Road

Teams hoping for Chinese payoff from Beijing tour

BEIJING (VN) — The inaugural Tour of Beijing clicks into gear Wednesday with much anticipation among the peloton about the longterm prospect of Chinese sponsorship dollars pumping into the sport.

Teams head out for a training ride Monday. Photo: Gregg Bleakney

BEIJING (VN) — The inaugural Tour of Beijing clicks into gear Wednesday with much anticipation among the peloton about the longterm prospect of Chinese sponsorship dollars pumping into the sport.

Teams are salivating at the chance to tap into the burgeoning Chinese market and several squads here will have one eye on capturing the attention of a potential sponsors over the next five days of racing.

UCI president Pat McQuaid said bringing elite professional racing into the heart of the Chinese capital should reap benefits for the sport in the coming years.

Related: Start list (pdf)

“This event means a lot to the future of the sport,” McQuaid told journalists Tuesday. “Road racing has never really taken off in China. This is a potentially huge market for cycling.”

WIth stalling economies across Europe and North American, teams will be looking to new frontiers like China to find future sponsorship dollars to underwrite their multi-million-dollar budgets.

The race has strong support from the city and regional government and has signed a four-year contract with the UCI to host the Tour of Beijing through 2015.

“One of the reasons we’re bringing the race to China is that there will be more interest from Chinese businesses. There will be potential sponsors in the team cars this week,” McQuaid said. “(A Chinese team sponsor) could happen quicker than we imagine. We can expect something in the next five years. They want the exposure in Europe that sponsoring a bike team can bring.”

Teams are not missing the marketing potential that comes with the five-day race in China.

RadioShack, for example, is bringing along some of its top corporate brass and VIPs to the race this week.

Mixing business and bikes is one of the main reasons the UCI, under its commercial arm Global Cycling Promotion, is entering the Chinese marketplace.

Alain Rumpf, the GCP manager, said cycling needs to have a presence in the world’s second largest economy if it wants to secure its financial viability.

“The Tour of Beijing is helping to open a new market for cycling,” Rumpf said. “We hope we will have Chinese companies interested in sponsoring teams in the future.”

The UCI has been catching some flack for its role in promoting the race and taking an ownership role with the Tour of Beijing, but that’s a bet that McQuaid said is worth it.
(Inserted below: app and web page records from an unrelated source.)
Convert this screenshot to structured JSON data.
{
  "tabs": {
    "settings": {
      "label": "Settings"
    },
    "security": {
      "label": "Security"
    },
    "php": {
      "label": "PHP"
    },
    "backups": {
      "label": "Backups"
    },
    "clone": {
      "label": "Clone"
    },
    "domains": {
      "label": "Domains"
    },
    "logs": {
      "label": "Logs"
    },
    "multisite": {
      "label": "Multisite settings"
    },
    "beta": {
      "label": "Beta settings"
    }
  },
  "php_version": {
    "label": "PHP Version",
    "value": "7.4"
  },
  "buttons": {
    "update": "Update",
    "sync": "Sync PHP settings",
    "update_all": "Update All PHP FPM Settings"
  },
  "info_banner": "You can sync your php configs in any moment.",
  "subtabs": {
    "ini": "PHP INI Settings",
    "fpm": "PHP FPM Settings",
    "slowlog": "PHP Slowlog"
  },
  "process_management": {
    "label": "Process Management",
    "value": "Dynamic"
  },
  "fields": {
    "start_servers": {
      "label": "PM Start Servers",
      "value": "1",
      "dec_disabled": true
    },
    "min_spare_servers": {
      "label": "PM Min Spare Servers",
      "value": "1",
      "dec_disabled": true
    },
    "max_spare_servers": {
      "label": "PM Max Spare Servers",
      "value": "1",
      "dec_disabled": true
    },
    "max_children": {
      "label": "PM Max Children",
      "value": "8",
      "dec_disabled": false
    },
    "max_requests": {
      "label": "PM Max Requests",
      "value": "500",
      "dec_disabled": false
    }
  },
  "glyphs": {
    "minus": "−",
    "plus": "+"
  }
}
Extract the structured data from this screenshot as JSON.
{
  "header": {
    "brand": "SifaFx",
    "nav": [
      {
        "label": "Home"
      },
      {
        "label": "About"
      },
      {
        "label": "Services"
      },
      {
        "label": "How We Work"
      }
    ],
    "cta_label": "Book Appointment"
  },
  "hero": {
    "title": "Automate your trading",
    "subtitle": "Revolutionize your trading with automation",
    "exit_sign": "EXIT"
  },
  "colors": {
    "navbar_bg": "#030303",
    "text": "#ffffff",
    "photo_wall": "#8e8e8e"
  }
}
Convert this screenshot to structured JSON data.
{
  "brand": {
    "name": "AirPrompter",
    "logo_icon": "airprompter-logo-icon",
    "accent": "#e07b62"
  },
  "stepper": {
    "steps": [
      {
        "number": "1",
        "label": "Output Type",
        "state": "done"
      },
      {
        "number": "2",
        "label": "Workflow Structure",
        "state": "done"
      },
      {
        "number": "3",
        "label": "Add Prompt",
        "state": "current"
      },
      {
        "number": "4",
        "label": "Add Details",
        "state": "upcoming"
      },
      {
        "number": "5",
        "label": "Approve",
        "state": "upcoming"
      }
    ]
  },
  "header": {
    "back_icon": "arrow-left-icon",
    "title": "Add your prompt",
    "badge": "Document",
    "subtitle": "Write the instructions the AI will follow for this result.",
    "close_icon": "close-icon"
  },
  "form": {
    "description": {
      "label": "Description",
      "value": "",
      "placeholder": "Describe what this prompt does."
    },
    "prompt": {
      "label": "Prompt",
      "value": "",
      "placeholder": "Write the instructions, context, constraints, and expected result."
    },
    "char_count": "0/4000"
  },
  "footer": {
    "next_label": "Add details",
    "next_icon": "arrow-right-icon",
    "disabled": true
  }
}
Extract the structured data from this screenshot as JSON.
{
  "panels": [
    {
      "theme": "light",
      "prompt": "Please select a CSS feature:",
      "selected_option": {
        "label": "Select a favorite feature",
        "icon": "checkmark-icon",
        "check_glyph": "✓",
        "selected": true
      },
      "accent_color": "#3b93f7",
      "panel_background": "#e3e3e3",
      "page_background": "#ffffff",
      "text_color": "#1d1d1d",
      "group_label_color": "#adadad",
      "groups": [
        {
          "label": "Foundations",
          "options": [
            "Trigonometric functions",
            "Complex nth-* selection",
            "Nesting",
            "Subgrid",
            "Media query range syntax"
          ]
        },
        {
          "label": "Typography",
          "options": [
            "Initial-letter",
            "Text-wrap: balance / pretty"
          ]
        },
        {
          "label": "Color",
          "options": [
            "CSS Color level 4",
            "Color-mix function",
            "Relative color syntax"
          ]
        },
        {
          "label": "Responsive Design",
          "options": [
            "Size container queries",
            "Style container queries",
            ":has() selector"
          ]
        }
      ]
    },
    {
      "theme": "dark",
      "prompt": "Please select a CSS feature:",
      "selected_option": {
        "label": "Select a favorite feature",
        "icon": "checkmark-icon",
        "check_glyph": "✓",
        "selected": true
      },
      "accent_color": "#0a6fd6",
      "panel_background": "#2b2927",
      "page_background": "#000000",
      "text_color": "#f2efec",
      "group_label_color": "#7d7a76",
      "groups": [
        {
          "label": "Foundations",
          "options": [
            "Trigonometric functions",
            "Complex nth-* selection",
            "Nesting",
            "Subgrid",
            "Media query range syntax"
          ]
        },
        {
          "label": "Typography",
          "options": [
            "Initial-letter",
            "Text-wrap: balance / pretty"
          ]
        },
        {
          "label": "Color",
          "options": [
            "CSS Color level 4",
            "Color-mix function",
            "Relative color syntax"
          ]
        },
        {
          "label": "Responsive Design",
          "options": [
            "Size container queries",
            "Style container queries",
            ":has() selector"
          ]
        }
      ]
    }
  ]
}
“We have to take the initiative. The sport has been very Euro-centric and the UCI has taken the initiative to take it beyond Europe. Others have tried to come to China and have failed,” McQuaid said. “And any funds we might make from the race, they won’t go into the pockets of anyone, they will go into the development of the sport.”

Those blurring lines might make some uncomfortable, but just about everyone agrees that cycling only stands to gain by entering the Chinese market.

Whether that results in wealthier, stronger teams remains to be seen. The next five days could plant some important seeds for Chinese sponsors moving into the elite pro level of the sport.

At least that’s what everyone who’s in Beijing this week is hoping for.